6. Remind yourself

If you forget to drink water as often as you should, set an alarm or reminder on your phone every hour. This should prompt you to immediately drink a glass, or refill the bottle on your desk. You could also keep a large bottle of water besides you, and make a mark on it with a time goal, to ensure you drink until that level by the particular time indicated.

7. Don’t stop sipping

Carry a bottle of water at all times, and make sure to drink around ten glasses a day. “Drink a full glass of water first thing in the morning before breakfast, and 15 minutes before each meal,” suggests Helena.

8. Eat water-based foods

Watermelon, grapes, papaya, oranges, berries, apples, tomatoes and lettuce, all have a high water content, and contribute to your daily water intake, while keeping you hydrated. Include soups in your diet as they are easy to digest, but make sure to choose low-salt varieties. Other ways to eat your way to hydration can include chopped tomatoes with salt and pepper as a snack, berries added to a fruit salad, or lettuce with a herb dip.

9. Reduce salt intake

Increased levels of sodium can dehydrate you, as excess salt causes fluid retention in the body, and makes high water concentrations appear lower – causing water to flow out of the cells and into the bloodstream. So make sure you stay away from the salt shaker and season dishes with herbs instead.

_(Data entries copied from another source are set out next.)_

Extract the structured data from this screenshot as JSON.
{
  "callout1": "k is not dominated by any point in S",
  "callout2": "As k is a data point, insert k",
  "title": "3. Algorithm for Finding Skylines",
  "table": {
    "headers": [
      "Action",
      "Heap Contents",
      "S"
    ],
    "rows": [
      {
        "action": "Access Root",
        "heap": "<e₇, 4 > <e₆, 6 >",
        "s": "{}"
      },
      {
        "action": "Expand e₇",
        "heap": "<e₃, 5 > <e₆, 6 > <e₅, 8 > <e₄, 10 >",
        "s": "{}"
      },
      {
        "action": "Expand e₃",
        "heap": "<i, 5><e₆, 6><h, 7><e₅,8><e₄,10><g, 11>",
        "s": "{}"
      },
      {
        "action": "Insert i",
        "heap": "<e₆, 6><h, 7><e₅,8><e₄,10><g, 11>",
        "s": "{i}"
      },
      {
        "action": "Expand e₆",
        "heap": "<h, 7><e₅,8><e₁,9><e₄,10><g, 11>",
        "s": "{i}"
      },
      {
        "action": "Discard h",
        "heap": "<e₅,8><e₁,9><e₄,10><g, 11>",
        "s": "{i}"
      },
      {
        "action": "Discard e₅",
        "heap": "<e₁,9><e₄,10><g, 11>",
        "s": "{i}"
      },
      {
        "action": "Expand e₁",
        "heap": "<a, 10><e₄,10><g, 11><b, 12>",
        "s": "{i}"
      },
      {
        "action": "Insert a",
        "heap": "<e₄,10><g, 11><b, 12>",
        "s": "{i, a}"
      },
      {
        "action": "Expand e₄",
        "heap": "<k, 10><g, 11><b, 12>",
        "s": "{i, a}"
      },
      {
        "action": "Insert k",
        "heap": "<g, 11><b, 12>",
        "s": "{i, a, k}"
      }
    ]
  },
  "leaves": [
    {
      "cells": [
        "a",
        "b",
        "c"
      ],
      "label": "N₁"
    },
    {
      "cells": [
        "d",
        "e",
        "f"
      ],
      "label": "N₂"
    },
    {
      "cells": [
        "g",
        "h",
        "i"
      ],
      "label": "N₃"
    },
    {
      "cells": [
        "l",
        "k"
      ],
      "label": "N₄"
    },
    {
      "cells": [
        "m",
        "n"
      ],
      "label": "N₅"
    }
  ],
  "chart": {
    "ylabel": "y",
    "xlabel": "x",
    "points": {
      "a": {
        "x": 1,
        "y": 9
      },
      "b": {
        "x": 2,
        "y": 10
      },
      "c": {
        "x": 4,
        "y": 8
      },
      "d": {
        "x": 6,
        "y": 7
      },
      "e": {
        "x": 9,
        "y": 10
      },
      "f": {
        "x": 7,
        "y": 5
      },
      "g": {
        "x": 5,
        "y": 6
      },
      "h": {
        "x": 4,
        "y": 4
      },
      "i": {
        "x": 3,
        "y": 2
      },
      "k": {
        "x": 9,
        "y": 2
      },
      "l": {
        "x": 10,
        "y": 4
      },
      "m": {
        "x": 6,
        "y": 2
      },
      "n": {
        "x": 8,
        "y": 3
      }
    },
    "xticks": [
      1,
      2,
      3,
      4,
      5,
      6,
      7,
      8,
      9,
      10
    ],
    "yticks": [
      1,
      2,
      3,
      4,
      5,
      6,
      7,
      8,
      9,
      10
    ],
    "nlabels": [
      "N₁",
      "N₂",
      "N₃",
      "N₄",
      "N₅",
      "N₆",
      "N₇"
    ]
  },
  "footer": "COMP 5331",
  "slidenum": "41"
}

10. Give aqua a flavour boost

Add a slice of lemon, lime or a couple of basil leaves to intensify the taste of water, without adding extra calories. Akram Osma, nutritionist at Al Das Medical Clinic, also suggests adding herbs such as spearmint, peppermint, sage, or lemon balm to make water more nutritious and cooling.

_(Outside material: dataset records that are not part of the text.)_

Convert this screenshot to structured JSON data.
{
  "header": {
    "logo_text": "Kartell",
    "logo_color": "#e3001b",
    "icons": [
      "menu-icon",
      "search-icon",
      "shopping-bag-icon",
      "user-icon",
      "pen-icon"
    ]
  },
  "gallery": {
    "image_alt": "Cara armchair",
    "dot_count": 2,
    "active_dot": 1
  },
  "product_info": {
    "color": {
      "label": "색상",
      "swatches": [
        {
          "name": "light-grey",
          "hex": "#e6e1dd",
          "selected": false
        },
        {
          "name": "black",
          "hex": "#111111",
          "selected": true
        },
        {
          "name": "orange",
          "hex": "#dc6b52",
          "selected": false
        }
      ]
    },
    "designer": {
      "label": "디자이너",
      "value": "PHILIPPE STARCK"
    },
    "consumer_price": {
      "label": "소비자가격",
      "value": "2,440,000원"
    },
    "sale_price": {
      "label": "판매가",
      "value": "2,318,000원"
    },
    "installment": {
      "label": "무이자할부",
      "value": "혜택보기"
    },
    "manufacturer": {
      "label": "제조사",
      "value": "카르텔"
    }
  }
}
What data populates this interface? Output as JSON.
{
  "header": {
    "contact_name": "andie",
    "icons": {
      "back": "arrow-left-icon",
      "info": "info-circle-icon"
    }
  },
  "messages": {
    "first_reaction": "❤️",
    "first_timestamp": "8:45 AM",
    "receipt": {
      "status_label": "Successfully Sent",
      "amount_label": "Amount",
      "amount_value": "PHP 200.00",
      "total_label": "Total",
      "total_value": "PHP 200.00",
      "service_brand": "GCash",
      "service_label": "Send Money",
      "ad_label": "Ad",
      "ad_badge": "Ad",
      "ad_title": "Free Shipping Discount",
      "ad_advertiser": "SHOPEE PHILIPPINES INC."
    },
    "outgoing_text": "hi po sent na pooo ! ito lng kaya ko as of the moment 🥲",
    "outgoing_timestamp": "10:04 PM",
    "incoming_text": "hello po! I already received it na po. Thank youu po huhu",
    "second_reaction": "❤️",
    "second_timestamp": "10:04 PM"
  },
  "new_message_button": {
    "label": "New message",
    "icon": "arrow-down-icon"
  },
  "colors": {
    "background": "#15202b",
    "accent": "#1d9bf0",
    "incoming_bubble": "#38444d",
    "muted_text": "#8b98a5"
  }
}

Tried & tested

Take the juicy road to hydration by trying out one of these juice diets from Essentially:

Essentially Revitalisation juice cleanse:

On the lookout for a healthy way to detox, I opted for a beginners cleanse that isn’t extremely intense, but still detoxes the body efficiently. The three-day cleanse consisted of six 100 per cent raw and organic fruit and vegetable juices, which were meant to be meal replacements, to be consumed every two hours. The juices were delivered on the first day right to my door. My cleanse began with a refreshing Green juice (celery, cucumber, celery, apple, spinach, parsley, lemon and ginger) which was juice number one and three for the day; a fruity P.A.M (pineapple, apple and mint); Spicy lemonade (lemon, water, agave and cayenne); sweet and detoxifying Red roots (beetroot, carrot, apple, orange, celery and ginger); and a delightfully palatable Cashew milk (water, cashew, agave, coconut butter, vanilla, sea salt) which was the last juice of the day. Although I didn’t have severe hunger pangs at any point, I often felt the need to munch on something, and ate a few sliced cucumbers (one of the few foods allowed on the cleanse, apart from celery and avocado). By the end of the cleanse, I felt lighter and more energetic, although I didn’t lose any weight.

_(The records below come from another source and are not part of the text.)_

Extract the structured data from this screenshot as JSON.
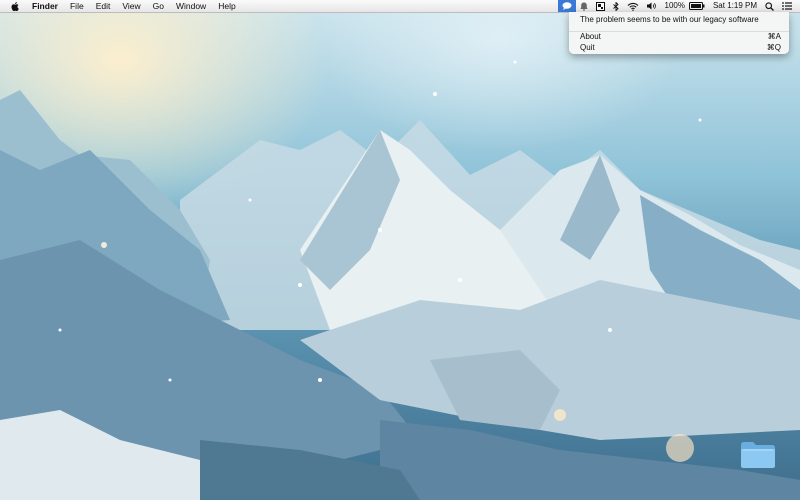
{
  "menubar": {
    "app_name": "Finder",
    "menus": [
      "File",
      "Edit",
      "View",
      "Go",
      "Window",
      "Help"
    ],
    "battery": "100%",
    "clock": "Sat 1:19 PM",
    "status_icons": [
      "chat-bubble-icon",
      "notification-icon",
      "app-status-icon",
      "bluetooth-icon",
      "wifi-icon",
      "volume-icon",
      "battery-icon",
      "spotlight-icon",
      "notification-center-icon"
    ]
  },
  "dropdown": {
    "message": "The problem seems to be with our legacy software",
    "items": [
      {
        "label": "About",
        "shortcut": "⌘A"
      },
      {
        "label": "Quit",
        "shortcut": "⌘Q"
      }
    ]
  },
  "desktop": {
    "wallpaper": "snowy-mountains",
    "icons": [
      "folder-icon"
    ]
  }
}
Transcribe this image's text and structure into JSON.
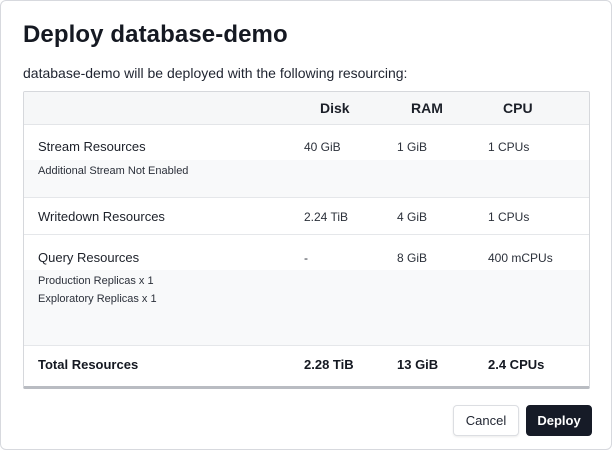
{
  "dialog": {
    "title": "Deploy database-demo",
    "subtitle": "database-demo will be deployed with the following resourcing:"
  },
  "table": {
    "headers": {
      "disk": "Disk",
      "ram": "RAM",
      "cpu": "CPU"
    },
    "rows": [
      {
        "label": "Stream Resources",
        "disk": "40 GiB",
        "ram": "1 GiB",
        "cpu": "1 CPUs",
        "notes": [
          "Additional Stream Not Enabled"
        ]
      },
      {
        "label": "Writedown Resources",
        "disk": "2.24 TiB",
        "ram": "4 GiB",
        "cpu": "1 CPUs",
        "notes": []
      },
      {
        "label": "Query Resources",
        "disk": "-",
        "ram": "8 GiB",
        "cpu": "400 mCPUs",
        "notes": [
          "Production Replicas x 1",
          "Exploratory Replicas x 1"
        ]
      }
    ],
    "total": {
      "label": "Total Resources",
      "disk": "2.28 TiB",
      "ram": "13 GiB",
      "cpu": "2.4 CPUs"
    }
  },
  "actions": {
    "cancel_label": "Cancel",
    "deploy_label": "Deploy"
  }
}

– Nicola Monteath

Essentially Work
Hard Play Hard supplement package:

As someone who diligently pops multi-vits and fish oils in, I was looking forward to getting my nutritional supplementation from some delicious juice – which I enjoy anyways. The juices, made using a hydraulic press – which is meant to preserve nutrients, live enzymes, and flavour of the fruit and veg better than traditional juicing – arrived the evening before I was meant to start, neatly packaged in individual bottles. I had four juices per day (which I could drink at any time) including their signature Green juice (packed with goodness); Orange roots (carrot, apple, orange); P.A.M (same as the one on the cleanse package); and a detoxifying GFA (Grapefruit, fennel, apple). Although the juices weren’t meant to replace my normal diet, they were not only delicious, but surprisingly filling, so I found myself eating less – one bottle completely replaced my regular breakfast, for example. Being off my normal supplements during this three-day period didn’t have any negative effect, and I felt my energy levels and overall wellbeing improving, as well as my skin condition.

– Sudeshna Ghosh